WORK TO BE COMPLETED: When a line in the entries below contains the word "component", copy that line.

PROVIDED DATA:

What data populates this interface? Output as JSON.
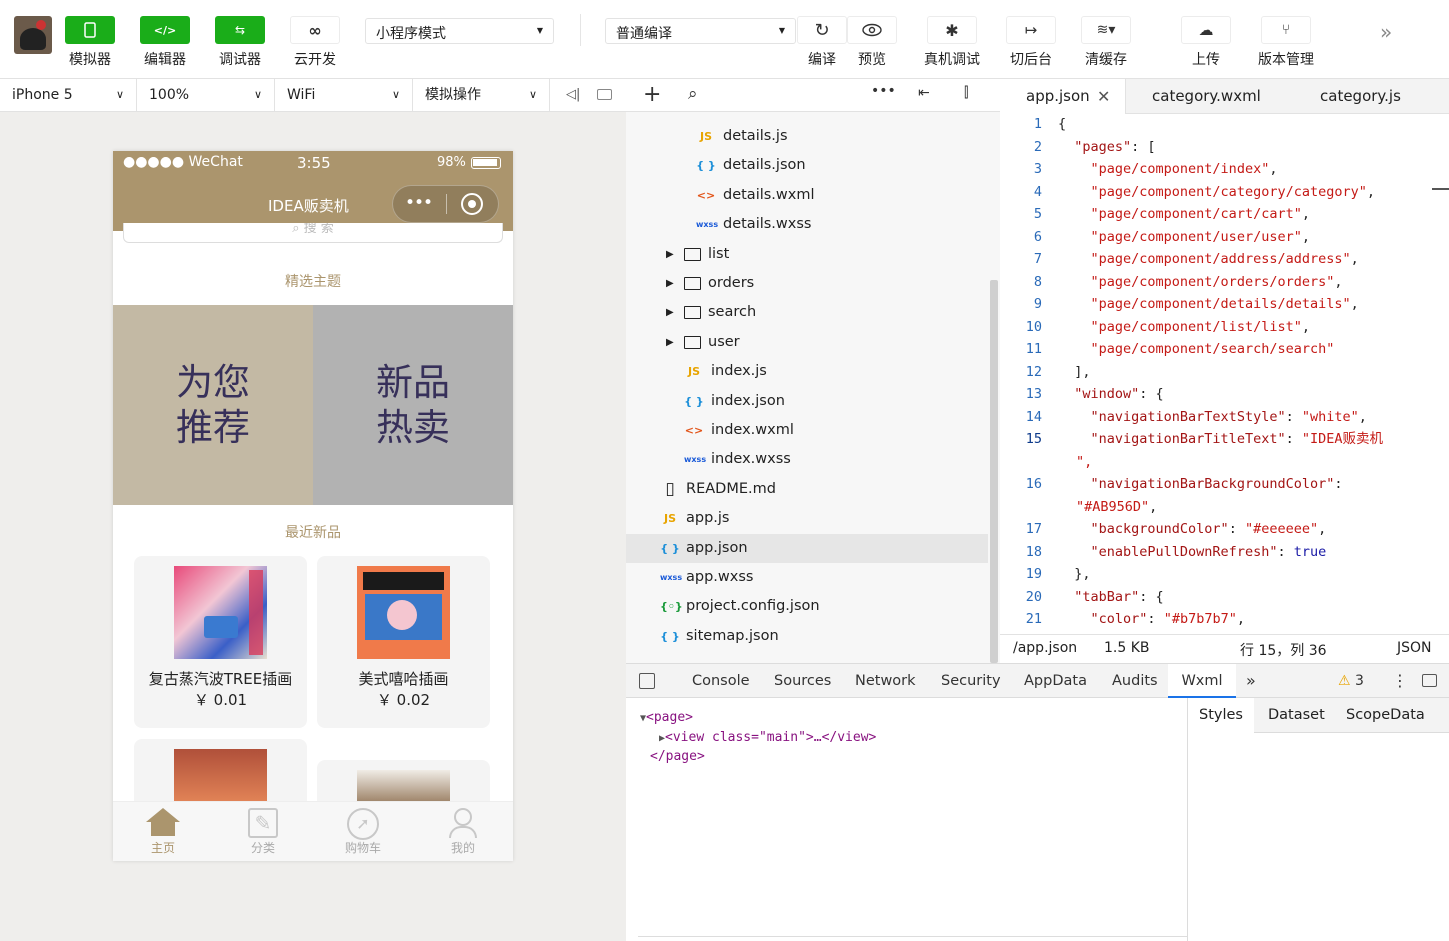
{
  "toolbar": {
    "simulator": "模拟器",
    "editor": "编辑器",
    "debugger": "调试器",
    "cloud": "云开发",
    "mode": "小程序模式",
    "compile_mode": "普通编译",
    "compile": "编译",
    "preview": "预览",
    "real_debug": "真机调试",
    "background": "切后台",
    "clear_cache": "清缓存",
    "upload": "上传",
    "version": "版本管理"
  },
  "subbar": {
    "device": "iPhone 5",
    "zoom": "100%",
    "network": "WiFi",
    "operation": "模拟操作"
  },
  "phone": {
    "status_signal": "●●●●● WeChat",
    "status_time": "3:55",
    "status_battery": "98%",
    "nav_title": "IDEA贩卖机",
    "search_placeholder": "搜 索",
    "section_theme": "精选主题",
    "theme_left": "为您\n推荐",
    "theme_right": "新品\n热卖",
    "section_new": "最近新品",
    "products": [
      {
        "name": "复古蒸汽波TREE插画",
        "price": "￥ 0.01"
      },
      {
        "name": "美式嘻哈插画",
        "price": "￥ 0.02"
      }
    ],
    "tabbar": [
      {
        "label": "主页"
      },
      {
        "label": "分类"
      },
      {
        "label": "购物车"
      },
      {
        "label": "我的"
      }
    ],
    "colors": {
      "nav": "#ab956d",
      "accent": "#ab956d"
    }
  },
  "tree": [
    {
      "name": "details.js",
      "type": "js"
    },
    {
      "name": "details.json",
      "type": "json"
    },
    {
      "name": "details.wxml",
      "type": "wxml"
    },
    {
      "name": "details.wxss",
      "type": "wxss"
    },
    {
      "name": "list",
      "type": "folder"
    },
    {
      "name": "orders",
      "type": "folder"
    },
    {
      "name": "search",
      "type": "folder"
    },
    {
      "name": "user",
      "type": "folder"
    },
    {
      "name": "index.js",
      "type": "js"
    },
    {
      "name": "index.json",
      "type": "json"
    },
    {
      "name": "index.wxml",
      "type": "wxml"
    },
    {
      "name": "index.wxss",
      "type": "wxss"
    },
    {
      "name": "README.md",
      "type": "md"
    },
    {
      "name": "app.js",
      "type": "js"
    },
    {
      "name": "app.json",
      "type": "json",
      "selected": true
    },
    {
      "name": "app.wxss",
      "type": "wxss"
    },
    {
      "name": "project.config.json",
      "type": "config"
    },
    {
      "name": "sitemap.json",
      "type": "json"
    }
  ],
  "editor": {
    "tabs": [
      "app.json",
      "category.wxml",
      "category.js"
    ],
    "lines": [
      {
        "n": "1",
        "t": "{"
      },
      {
        "n": "2",
        "t": "  \"pages\": ["
      },
      {
        "n": "3",
        "t": "    \"page/component/index\","
      },
      {
        "n": "4",
        "t": "    \"page/component/category/category\","
      },
      {
        "n": "5",
        "t": "    \"page/component/cart/cart\","
      },
      {
        "n": "6",
        "t": "    \"page/component/user/user\","
      },
      {
        "n": "7",
        "t": "    \"page/component/address/address\","
      },
      {
        "n": "8",
        "t": "    \"page/component/orders/orders\","
      },
      {
        "n": "9",
        "t": "    \"page/component/details/details\","
      },
      {
        "n": "10",
        "t": "    \"page/component/list/list\","
      },
      {
        "n": "11",
        "t": "    \"page/component/search/search\""
      },
      {
        "n": "12",
        "t": "  ],"
      },
      {
        "n": "13",
        "t": "  \"window\": {"
      },
      {
        "n": "14",
        "t": "    \"navigationBarTextStyle\": \"white\","
      },
      {
        "n": "15",
        "t": "    \"navigationBarTitleText\": \"IDEA贩卖机"
      },
      {
        "n": "",
        "t": "\","
      },
      {
        "n": "16",
        "t": "    \"navigationBarBackgroundColor\":"
      },
      {
        "n": "",
        "t": "\"#AB956D\","
      },
      {
        "n": "17",
        "t": "    \"backgroundColor\": \"#eeeeee\","
      },
      {
        "n": "18",
        "t": "    \"enablePullDownRefresh\": true"
      },
      {
        "n": "19",
        "t": "  },"
      },
      {
        "n": "20",
        "t": "  \"tabBar\": {"
      },
      {
        "n": "21",
        "t": "    \"color\": \"#b7b7b7\","
      }
    ],
    "status": {
      "path": "/app.json",
      "size": "1.5 KB",
      "position": "行 15，列 36",
      "lang": "JSON"
    }
  },
  "devtools": {
    "tabs": [
      "Console",
      "Sources",
      "Network",
      "Security",
      "AppData",
      "Audits",
      "Wxml"
    ],
    "active": "Wxml",
    "warnings": "3",
    "dom": [
      "<page>",
      "<view  class=\"main\">…</view>",
      "</page>"
    ],
    "side_tabs": [
      "Styles",
      "Dataset",
      "ScopeData"
    ]
  }
}
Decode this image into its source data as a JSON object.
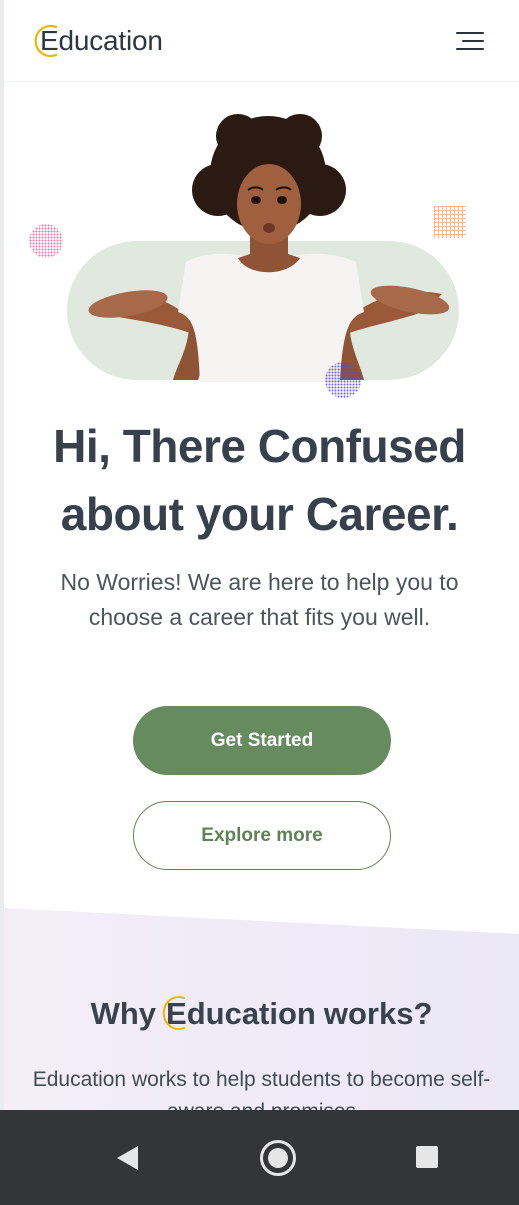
{
  "header": {
    "logo_text": "Education",
    "menu_icon": "hamburger-menu-icon"
  },
  "hero": {
    "illustration": "confused-woman-shrugging",
    "headline": "Hi, There Confused about your Career.",
    "subtext": "No Worries! We are here to help you to choose a career that fits you well."
  },
  "actions": {
    "primary_label": "Get Started",
    "secondary_label": "Explore more"
  },
  "why_section": {
    "title_prefix": "Why",
    "title_brand": "Education",
    "title_suffix": "works?",
    "body": "Education works to help students to become self-aware and promises"
  },
  "navbar": {
    "back_icon": "back-triangle-icon",
    "home_icon": "home-circle-icon",
    "recents_icon": "recents-square-icon"
  },
  "colors": {
    "accent_green": "#668b5e",
    "logo_yellow": "#f2b400",
    "pill_bg": "#e1e8df",
    "section_bg": "#efebf7",
    "navbar_bg": "#343537"
  }
}
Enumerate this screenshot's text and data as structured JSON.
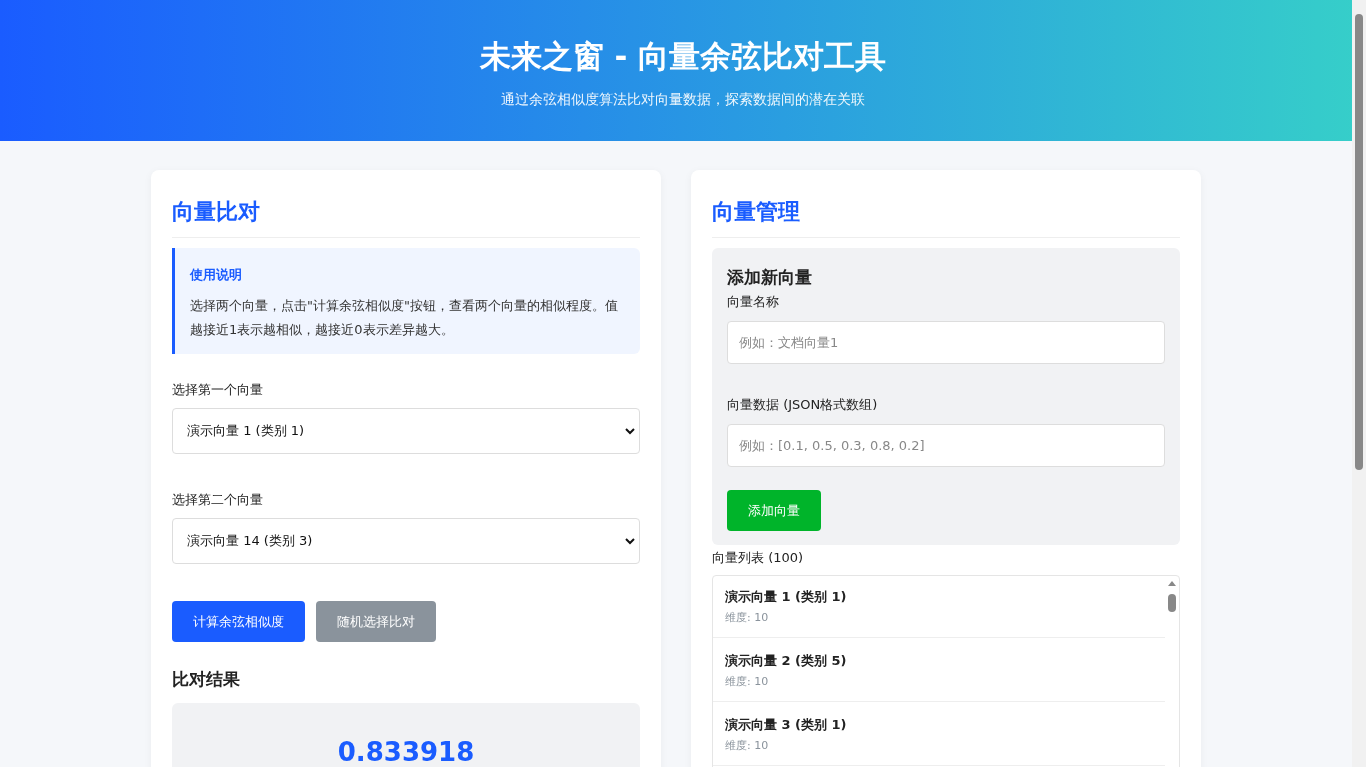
{
  "header": {
    "title": "未来之窗 - 向量余弦比对工具",
    "subtitle": "通过余弦相似度算法比对向量数据，探索数据间的潜在关联"
  },
  "compare": {
    "title": "向量比对",
    "info": {
      "title": "使用说明",
      "text": "选择两个向量，点击\"计算余弦相似度\"按钮，查看两个向量的相似程度。值越接近1表示越相似，越接近0表示差异越大。"
    },
    "selects": [
      {
        "label": "选择第一个向量",
        "value": "演示向量 1 (类别 1)"
      },
      {
        "label": "选择第二个向量",
        "value": "演示向量 14 (类别 3)"
      }
    ],
    "buttons": [
      {
        "label": "计算余弦相似度",
        "kind": "primary"
      },
      {
        "label": "随机选择比对",
        "kind": "secondary"
      }
    ],
    "result": {
      "title": "比对结果",
      "value": "0.833918"
    }
  },
  "manage": {
    "title": "向量管理",
    "form": {
      "title": "添加新向量",
      "fields": [
        {
          "label": "向量名称",
          "placeholder": "例如：文档向量1"
        },
        {
          "label": "向量数据 (JSON格式数组)",
          "placeholder": "例如：[0.1, 0.5, 0.3, 0.8, 0.2]"
        }
      ],
      "button": "添加向量"
    },
    "list": {
      "title": "向量列表 (100)",
      "items": [
        {
          "name": "演示向量 1 (类别 1)",
          "meta": "维度: 10"
        },
        {
          "name": "演示向量 2 (类别 5)",
          "meta": "维度: 10"
        },
        {
          "name": "演示向量 3 (类别 1)",
          "meta": "维度: 10"
        }
      ]
    }
  }
}
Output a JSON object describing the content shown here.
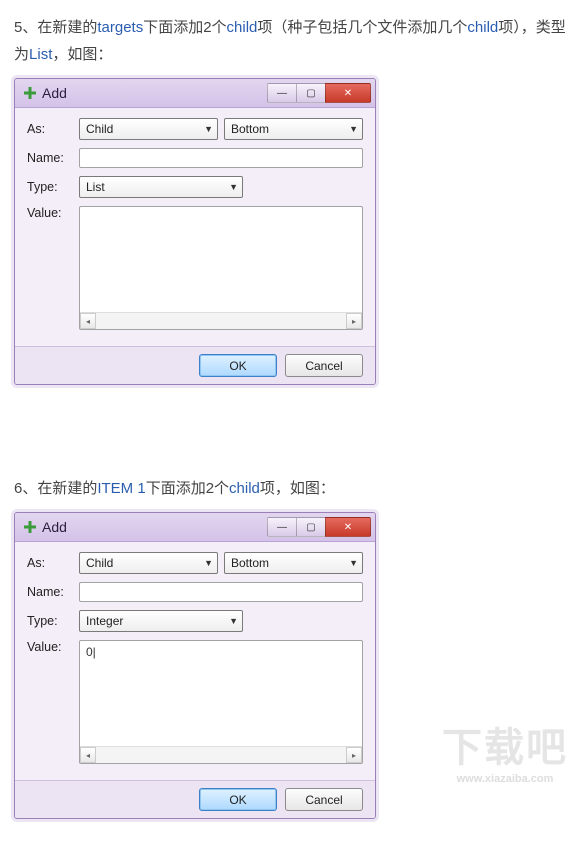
{
  "step5": {
    "text_prefix": "5、在新建的",
    "text_targets": "targets",
    "text_mid1": "下面添加2个",
    "text_child": "child",
    "text_mid2": "项（种子包括几个文件添加几个",
    "text_mid3": "项），类型为",
    "text_list": "List",
    "text_suffix": "，如图："
  },
  "step6": {
    "text_prefix": "6、在新建的",
    "text_item": "ITEM 1",
    "text_mid": "下面添加2个",
    "text_child": "child",
    "text_suffix": "项，如图："
  },
  "dialog1": {
    "title": "Add",
    "labels": {
      "as": "As:",
      "name": "Name:",
      "type": "Type:",
      "value": "Value:"
    },
    "as_value": "Child",
    "position_value": "Bottom",
    "name_value": "",
    "type_value": "List",
    "value_value": "",
    "ok": "OK",
    "cancel": "Cancel"
  },
  "dialog2": {
    "title": "Add",
    "labels": {
      "as": "As:",
      "name": "Name:",
      "type": "Type:",
      "value": "Value:"
    },
    "as_value": "Child",
    "position_value": "Bottom",
    "name_value": "",
    "type_value": "Integer",
    "value_value": "0|",
    "ok": "OK",
    "cancel": "Cancel"
  },
  "watermark": {
    "main": "下载吧",
    "sub": "www.xiazaiba.com"
  }
}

ANSWER FOR THE TASK:
        "t": "    \"page/component/index\","
        "t": "    \"page/component/category/category\","
        "t": "    \"page/component/cart/cart\","
        "t": "    \"page/component/user/user\","
        "t": "    \"page/component/address/address\","
        "t": "    \"page/component/orders/orders\","
        "t": "    \"page/component/details/details\","
        "t": "    \"page/component/list/list\","
        "t": "    \"page/component/search/search\""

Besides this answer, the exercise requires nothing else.